* [INSTRUCTIONS TO FOLLOW] Out of all the lines below, count those with the word "valitsemalla". Give the number only.

* [DATA TO EXAMINE]

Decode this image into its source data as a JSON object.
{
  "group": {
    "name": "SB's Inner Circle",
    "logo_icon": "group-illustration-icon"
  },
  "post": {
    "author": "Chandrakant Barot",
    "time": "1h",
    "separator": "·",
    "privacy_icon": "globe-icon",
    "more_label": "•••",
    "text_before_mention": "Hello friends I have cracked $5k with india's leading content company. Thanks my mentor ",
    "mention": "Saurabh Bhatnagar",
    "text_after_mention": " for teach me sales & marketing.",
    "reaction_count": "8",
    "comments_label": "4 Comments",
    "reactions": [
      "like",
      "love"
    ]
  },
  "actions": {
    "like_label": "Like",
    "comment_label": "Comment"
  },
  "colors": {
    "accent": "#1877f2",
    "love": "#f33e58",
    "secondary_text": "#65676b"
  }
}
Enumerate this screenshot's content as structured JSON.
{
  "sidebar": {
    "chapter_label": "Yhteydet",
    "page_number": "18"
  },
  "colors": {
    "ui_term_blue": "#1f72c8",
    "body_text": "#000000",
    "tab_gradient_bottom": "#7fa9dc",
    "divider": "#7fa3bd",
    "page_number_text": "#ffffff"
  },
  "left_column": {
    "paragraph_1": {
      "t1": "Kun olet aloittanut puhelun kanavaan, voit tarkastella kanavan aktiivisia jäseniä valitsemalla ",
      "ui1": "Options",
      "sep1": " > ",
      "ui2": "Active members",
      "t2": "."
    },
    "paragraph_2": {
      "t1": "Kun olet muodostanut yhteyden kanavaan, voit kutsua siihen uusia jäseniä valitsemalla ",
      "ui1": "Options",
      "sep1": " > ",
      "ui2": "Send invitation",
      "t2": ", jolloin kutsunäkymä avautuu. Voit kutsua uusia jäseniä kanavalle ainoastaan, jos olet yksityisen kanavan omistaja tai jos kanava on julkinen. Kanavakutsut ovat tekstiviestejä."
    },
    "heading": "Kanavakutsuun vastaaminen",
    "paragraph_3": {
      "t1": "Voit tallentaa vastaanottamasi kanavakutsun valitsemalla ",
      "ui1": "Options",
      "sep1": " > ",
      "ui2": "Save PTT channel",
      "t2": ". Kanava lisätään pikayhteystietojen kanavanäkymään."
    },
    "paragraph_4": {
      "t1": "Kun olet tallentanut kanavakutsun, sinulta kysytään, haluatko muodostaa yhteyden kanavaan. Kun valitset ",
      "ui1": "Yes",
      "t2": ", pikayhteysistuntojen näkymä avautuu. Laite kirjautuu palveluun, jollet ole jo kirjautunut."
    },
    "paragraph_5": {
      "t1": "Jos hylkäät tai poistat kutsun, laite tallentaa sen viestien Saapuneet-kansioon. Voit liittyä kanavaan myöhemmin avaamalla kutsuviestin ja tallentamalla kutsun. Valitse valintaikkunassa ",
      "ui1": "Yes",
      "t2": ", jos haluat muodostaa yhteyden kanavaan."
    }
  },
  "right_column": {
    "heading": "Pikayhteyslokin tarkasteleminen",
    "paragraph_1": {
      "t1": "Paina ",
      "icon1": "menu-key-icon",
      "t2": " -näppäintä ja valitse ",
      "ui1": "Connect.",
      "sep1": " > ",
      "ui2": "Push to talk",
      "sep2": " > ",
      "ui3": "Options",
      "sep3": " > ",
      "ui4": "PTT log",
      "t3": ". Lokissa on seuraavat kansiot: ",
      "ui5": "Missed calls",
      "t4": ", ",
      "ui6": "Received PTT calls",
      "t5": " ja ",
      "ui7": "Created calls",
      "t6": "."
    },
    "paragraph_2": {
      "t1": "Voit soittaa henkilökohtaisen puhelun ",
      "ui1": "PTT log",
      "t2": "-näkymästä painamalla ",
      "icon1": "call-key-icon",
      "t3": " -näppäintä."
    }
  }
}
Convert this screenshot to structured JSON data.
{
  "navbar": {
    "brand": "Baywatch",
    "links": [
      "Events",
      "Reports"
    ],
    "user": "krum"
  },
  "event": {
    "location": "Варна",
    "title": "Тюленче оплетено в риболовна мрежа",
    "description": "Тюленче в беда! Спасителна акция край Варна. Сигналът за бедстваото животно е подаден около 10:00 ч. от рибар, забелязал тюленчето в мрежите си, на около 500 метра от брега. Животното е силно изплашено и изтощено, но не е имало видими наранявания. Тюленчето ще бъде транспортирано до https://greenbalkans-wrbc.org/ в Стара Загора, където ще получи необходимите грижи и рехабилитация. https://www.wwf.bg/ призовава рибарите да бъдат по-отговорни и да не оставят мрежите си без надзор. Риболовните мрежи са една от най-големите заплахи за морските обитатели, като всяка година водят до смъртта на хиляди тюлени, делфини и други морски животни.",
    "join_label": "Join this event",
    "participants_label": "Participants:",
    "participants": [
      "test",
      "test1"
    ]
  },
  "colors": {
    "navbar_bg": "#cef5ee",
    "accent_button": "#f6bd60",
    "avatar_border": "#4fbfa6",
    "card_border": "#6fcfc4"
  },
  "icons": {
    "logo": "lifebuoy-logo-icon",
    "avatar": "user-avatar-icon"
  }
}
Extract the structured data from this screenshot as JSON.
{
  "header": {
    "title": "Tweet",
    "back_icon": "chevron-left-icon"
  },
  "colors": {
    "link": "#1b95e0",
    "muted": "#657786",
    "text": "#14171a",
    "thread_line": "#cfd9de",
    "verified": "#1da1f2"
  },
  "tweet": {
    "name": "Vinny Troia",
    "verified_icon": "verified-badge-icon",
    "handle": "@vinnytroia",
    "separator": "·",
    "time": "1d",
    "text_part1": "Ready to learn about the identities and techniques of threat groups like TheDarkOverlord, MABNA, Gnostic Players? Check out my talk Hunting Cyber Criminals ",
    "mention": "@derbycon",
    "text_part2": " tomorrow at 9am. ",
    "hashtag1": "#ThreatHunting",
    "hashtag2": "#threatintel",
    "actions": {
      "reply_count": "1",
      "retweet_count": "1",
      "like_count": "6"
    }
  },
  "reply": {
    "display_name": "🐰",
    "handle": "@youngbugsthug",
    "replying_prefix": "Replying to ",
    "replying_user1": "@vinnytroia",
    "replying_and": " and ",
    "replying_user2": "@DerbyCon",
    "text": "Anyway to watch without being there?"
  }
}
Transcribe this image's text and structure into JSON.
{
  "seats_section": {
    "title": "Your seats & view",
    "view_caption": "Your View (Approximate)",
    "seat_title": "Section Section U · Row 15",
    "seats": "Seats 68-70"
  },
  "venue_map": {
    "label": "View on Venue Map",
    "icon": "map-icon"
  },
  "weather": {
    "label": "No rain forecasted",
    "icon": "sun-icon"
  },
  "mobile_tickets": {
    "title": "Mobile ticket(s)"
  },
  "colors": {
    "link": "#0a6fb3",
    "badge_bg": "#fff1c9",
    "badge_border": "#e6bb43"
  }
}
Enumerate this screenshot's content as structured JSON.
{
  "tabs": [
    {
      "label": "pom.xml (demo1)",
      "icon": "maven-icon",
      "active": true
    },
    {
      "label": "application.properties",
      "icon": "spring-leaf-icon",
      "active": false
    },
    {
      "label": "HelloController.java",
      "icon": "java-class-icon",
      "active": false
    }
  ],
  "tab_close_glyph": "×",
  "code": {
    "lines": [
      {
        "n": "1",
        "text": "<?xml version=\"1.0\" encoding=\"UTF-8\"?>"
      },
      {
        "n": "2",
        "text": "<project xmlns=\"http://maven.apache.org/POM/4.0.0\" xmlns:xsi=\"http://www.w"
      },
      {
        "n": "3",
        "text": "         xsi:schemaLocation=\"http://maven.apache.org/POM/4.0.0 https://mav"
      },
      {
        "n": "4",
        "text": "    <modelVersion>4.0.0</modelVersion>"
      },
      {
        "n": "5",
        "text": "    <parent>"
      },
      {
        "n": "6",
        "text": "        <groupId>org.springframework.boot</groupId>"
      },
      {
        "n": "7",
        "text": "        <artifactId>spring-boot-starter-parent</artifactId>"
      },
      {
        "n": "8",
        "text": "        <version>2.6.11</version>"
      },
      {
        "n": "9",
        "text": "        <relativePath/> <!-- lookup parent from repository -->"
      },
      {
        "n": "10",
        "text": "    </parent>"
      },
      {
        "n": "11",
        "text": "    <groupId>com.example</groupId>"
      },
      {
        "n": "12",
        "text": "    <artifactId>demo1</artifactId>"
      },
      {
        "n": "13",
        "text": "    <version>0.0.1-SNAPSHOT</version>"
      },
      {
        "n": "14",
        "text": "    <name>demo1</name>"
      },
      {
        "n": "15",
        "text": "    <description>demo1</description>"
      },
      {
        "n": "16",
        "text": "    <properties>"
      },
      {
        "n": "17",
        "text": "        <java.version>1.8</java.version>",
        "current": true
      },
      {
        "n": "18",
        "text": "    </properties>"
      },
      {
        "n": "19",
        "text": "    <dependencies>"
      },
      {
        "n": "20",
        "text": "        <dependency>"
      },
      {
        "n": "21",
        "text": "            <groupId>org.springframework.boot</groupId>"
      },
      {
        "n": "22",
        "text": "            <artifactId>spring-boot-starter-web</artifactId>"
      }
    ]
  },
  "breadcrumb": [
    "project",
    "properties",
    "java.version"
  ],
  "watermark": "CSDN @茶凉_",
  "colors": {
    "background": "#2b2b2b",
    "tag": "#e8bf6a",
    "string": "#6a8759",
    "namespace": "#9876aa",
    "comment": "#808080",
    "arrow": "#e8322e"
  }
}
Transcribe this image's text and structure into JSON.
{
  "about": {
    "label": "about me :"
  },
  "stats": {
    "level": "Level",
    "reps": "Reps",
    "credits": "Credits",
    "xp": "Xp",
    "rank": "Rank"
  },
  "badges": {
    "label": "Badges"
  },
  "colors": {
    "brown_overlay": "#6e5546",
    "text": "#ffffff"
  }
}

* [THE ANSWER] 3